The final weeks of 2019 brought a relatively large piece of retirement legislation into law known as the “Setting Every Community Up for Retirement Enhancement” or SECURE Act. The act, which went into effect on January 1, 2020, includes multiple provisions that are sure to effect retirement savers. Here, we have outlined those that could prove most impactful depending on your specific retirement plan. As always, we encourage you to remember that each path to retirement and therefore each plan is unique, so it’s always best to speak with your financial advisor before acting on any new piece of information.
“Stretch IRA” eliminated for most non-spouse beneficiaries. The first notable change is the elimination of the “Stretch IRA” provision for most non-spouse beneficiaries of inherited retirement accounts. Previously, non-spouse beneficiaries were able to take distributions over their life expectancy, but under the new law, for those retirement account owners who pass away in 2020 and beyond, beneficiaries will have 10 years to empty the account. There is an exception for “eligible beneficiaries” which includes spouses, those who are disabled and chronically ill, individuals who are not more than 10 years younger than the decedent and minor children of the decedent. These “eligible beneficiaries” will be subject to the old rules. In the case of minor children, it is important to note the exception disappears once they reach the age of majority and the 10-Year Rule will begin at that time.
One implication of this rule is that beneficiaries may be required to withdrawal from an inherited retirement account faster than previously anticipated. This will reduce tax deferral and potentially spike their tax bracket due to higher withdrawals. We will be looking harder at strategies to mitigate these impacts to beneficiaries.
Minimum Distribution age moved from 70.5 to 72. The age for the onset of RMDs (required minimum distributions) used to be 70.5, but under the new rule the age is now 72.
The implications of this rule are positive for our clients. It will allow us to defer mandatory IRA distributions longer, which provides greater tax deferral and more time to execute strategies like Roth conversions.
IRA contributions allowed after age 70.5. There is no longer a restriction on making contributions to a traditional IRA after the age of 70.5, as long as the contributor has earned income. However, the SECURE act does not change the age at which an individual can make a QCD (qualified charitable distribution) from their IRA, which remains age 70.5. This new rule creates a 1-2 year window where IRA distributions may qualify as charitable contributions but not as RMDs. A provision was added that prevents those above age 70.5 from making tax deductible contributions to an IRA and later giving those contributions away via QCD.
The implications of this rule are also positive for our clients. The ability to contribute to an IRA above age 70.5 provides yet another tool for tax advantaged savings.
Penalty-free withdrawal for childbirth or adoption. The SECURE Act created a penalty-free IRA distribution for birth or adoption up to $5K for related expenses. This distribution can only be used once the qualifying event has occurred, so cannot be used to pay for initial adoption expenses prior to the adoption being finalized.

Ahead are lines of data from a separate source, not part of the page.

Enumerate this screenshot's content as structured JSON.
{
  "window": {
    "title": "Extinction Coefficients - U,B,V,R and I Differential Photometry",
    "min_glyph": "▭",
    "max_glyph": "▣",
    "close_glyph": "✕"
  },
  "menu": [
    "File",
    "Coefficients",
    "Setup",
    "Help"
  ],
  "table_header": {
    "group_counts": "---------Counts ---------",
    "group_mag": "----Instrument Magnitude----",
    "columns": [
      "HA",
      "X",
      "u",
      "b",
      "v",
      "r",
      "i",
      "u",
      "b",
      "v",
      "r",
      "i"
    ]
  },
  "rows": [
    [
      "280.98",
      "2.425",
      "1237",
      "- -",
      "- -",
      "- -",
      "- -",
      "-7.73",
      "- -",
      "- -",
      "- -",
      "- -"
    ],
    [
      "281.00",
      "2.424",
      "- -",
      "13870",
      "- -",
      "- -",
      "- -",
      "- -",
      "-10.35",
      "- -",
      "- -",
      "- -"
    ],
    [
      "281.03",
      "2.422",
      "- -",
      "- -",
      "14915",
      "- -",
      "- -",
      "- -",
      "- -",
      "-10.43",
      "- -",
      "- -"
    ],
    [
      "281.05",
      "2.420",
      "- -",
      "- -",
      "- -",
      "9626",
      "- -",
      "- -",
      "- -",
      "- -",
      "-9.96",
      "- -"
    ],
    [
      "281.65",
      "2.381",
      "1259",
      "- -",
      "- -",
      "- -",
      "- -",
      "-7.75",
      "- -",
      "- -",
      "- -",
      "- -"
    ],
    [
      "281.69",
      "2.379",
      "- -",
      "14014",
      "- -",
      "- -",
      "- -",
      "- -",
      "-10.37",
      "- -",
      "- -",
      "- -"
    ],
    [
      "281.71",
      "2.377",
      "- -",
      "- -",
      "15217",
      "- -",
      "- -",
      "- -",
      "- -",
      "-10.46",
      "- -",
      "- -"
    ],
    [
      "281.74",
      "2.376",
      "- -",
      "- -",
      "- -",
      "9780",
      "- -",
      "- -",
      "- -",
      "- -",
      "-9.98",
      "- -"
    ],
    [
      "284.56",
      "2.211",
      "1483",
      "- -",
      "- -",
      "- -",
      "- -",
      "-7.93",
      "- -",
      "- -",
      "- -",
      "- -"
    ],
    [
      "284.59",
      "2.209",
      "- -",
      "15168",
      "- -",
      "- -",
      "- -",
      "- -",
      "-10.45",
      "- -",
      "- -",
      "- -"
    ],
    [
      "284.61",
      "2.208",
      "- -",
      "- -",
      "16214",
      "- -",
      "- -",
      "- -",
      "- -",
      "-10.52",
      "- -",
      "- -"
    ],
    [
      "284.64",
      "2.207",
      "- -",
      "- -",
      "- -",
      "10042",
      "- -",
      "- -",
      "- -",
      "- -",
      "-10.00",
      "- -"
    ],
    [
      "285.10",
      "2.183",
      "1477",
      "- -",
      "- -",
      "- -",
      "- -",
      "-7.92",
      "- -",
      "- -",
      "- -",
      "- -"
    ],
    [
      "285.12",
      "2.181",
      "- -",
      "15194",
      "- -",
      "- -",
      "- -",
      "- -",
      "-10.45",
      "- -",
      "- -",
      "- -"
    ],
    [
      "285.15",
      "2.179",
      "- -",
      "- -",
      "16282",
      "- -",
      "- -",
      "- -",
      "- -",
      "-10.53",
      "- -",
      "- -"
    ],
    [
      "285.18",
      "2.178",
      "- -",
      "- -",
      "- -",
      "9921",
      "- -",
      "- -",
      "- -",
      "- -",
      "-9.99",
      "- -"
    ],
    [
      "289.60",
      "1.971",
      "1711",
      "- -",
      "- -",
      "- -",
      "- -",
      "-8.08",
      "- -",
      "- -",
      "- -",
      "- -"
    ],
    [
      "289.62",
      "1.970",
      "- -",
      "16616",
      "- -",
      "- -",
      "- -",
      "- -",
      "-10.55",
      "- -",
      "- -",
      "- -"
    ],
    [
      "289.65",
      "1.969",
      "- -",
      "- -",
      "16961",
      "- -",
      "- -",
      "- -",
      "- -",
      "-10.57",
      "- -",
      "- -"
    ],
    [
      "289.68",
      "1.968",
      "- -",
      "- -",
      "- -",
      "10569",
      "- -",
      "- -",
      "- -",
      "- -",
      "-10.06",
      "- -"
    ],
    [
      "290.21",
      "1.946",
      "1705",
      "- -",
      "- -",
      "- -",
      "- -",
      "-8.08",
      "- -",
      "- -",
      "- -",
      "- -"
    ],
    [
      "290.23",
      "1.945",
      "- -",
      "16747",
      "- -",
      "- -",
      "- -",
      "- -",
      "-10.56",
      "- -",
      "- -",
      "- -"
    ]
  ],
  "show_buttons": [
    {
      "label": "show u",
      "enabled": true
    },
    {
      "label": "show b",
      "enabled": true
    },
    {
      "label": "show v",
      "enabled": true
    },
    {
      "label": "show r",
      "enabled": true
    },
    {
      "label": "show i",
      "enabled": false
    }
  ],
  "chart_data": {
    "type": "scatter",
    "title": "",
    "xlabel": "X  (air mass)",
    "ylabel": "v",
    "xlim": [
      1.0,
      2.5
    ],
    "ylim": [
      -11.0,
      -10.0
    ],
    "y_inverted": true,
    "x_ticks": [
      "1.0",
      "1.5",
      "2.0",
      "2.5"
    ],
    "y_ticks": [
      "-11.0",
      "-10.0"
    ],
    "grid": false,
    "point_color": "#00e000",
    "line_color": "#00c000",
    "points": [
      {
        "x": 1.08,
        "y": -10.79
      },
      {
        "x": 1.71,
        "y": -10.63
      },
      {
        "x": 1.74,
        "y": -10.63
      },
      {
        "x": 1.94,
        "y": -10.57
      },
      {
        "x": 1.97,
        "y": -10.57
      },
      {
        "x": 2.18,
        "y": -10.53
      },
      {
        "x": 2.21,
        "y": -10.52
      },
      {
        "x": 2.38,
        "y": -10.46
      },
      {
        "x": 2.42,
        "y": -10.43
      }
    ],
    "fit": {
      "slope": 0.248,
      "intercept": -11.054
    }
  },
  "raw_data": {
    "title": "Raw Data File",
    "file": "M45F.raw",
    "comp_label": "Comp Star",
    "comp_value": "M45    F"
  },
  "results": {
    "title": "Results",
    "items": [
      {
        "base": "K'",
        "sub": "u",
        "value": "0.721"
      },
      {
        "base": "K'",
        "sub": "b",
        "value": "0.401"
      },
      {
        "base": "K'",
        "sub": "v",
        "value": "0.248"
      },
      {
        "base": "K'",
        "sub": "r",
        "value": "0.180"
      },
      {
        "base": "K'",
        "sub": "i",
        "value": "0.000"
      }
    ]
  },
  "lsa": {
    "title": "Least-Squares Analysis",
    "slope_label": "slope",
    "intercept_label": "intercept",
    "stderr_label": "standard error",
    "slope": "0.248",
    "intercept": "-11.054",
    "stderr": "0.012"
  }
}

401(k) Plan Changes
Rules softened on MEPs (Multiple Employer Plans). The act changed regulations that reduce hurdles with operating Multiple Employer Plans. Larger plans typically have lower costs as they are able to spread out overhead among a larger participant and asset pool. Removing barriers to operating MEPs could result in lower costs and increased 401(k) access for workers.
Automatic escalation cap increases from 10 to 15%. Many 401(k) plans allow employees to select automatic, annual increases to their retirement contributions. Previously, this would increase annually until it reached a contribution rate totaling 10% of salary. This cap has been increased to 15% which could help workers save more for retirement.
Additional tax credits offered to employers. Small business (100 or fewer employees receiving $5,000 or more in compensation) are eligible for a $500 tax credit for up to three years for costs related to starting a corporate retirement plan. A separate $500 credit is available for employers who adopt an automatic enrollment arrangement. These provisions should incentivize businesses to open retirement plans and/or add automatic enrollment provisions which could lead to increased access as well as higher savings rates.
Rules changed which reduce risk for offering annuities from retirement plans. Many retirement plan providers and sponsors haven’t included lifetime income annuities in the plan due to liability and issues around being able to change the investment in the future. Regulations were passed that provide a path for reducing liability and creating a “distributable event” that would allow employees to distribute their plan annuity.
The SECURE Act repealed two healthcare related taxes. The ACA excise tax on “Cadillac” medical plans provided by employers has been repealed. As has the Medical device tax which was a 2.3% tax on all medical devices sold in the United States.
- It’s a new year: What we know and what is to come - January 8, 2021
- Understanding the CARES (Coronavirus Aid, Relief, and Economic Security) Act - March 30, 2020
- 2020 Numbers Unlimited - January 31, 2020